= TO DO =
Your response should consist of the data that follows, repeated in full without alteration.
[Start of Attachment]
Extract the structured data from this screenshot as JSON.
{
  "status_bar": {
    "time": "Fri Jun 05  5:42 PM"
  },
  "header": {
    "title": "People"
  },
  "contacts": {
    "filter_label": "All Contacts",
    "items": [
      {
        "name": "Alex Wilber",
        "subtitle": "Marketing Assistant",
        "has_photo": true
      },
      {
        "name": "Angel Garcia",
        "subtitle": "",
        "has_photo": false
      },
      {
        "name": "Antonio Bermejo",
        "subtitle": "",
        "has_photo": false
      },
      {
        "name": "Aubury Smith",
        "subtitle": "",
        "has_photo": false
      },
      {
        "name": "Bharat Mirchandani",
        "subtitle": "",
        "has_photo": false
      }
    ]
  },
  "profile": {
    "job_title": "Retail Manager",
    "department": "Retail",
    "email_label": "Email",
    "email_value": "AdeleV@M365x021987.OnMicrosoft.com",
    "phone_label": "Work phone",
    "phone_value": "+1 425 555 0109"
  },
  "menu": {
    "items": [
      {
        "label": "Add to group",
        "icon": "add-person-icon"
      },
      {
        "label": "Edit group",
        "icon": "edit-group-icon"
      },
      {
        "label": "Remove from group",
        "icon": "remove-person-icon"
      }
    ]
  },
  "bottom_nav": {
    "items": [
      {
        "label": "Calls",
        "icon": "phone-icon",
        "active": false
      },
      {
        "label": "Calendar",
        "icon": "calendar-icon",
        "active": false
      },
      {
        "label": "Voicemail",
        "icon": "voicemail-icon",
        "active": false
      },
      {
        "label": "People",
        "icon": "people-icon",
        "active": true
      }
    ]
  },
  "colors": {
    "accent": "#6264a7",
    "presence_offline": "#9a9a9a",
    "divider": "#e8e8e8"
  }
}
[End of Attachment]
= ANSWER BOX =
Extract the structured data from this screenshot as JSON.
{
  "status_bar": {
    "time": "Fri Jun 05  5:42 PM"
  },
  "header": {
    "title": "People"
  },
  "contacts": {
    "filter_label": "All Contacts",
    "items": [
      {
        "name": "Alex Wilber",
        "subtitle": "Marketing Assistant",
        "has_photo": true
      },
      {
        "name": "Angel Garcia",
        "subtitle": "",
        "has_photo": false
      },
      {
        "name": "Antonio Bermejo",
        "subtitle": "",
        "has_photo": false
      },
      {
        "name": "Aubury Smith",
        "subtitle": "",
        "has_photo": false
      },
      {
        "name": "Bharat Mirchandani",
        "subtitle": "",
        "has_photo": false
      }
    ]
  },
  "profile": {
    "job_title": "Retail Manager",
    "department": "Retail",
    "email_label": "Email",
    "email_value": "AdeleV@M365x021987.OnMicrosoft.com",
    "phone_label": "Work phone",
    "phone_value": "+1 425 555 0109"
  },
  "menu": {
    "items": [
      {
        "label": "Add to group",
        "icon": "add-person-icon"
      },
      {
        "label": "Edit group",
        "icon": "edit-group-icon"
      },
      {
        "label": "Remove from group",
        "icon": "remove-person-icon"
      }
    ]
  },
  "bottom_nav": {
    "items": [
      {
        "label": "Calls",
        "icon": "phone-icon",
        "active": false
      },
      {
        "label": "Calendar",
        "icon": "calendar-icon",
        "active": false
      },
      {
        "label": "Voicemail",
        "icon": "voicemail-icon",
        "active": false
      },
      {
        "label": "People",
        "icon": "people-icon",
        "active": true
      }
    ]
  },
  "colors": {
    "accent": "#6264a7",
    "presence_offline": "#9a9a9a",
    "divider": "#e8e8e8"
  }
}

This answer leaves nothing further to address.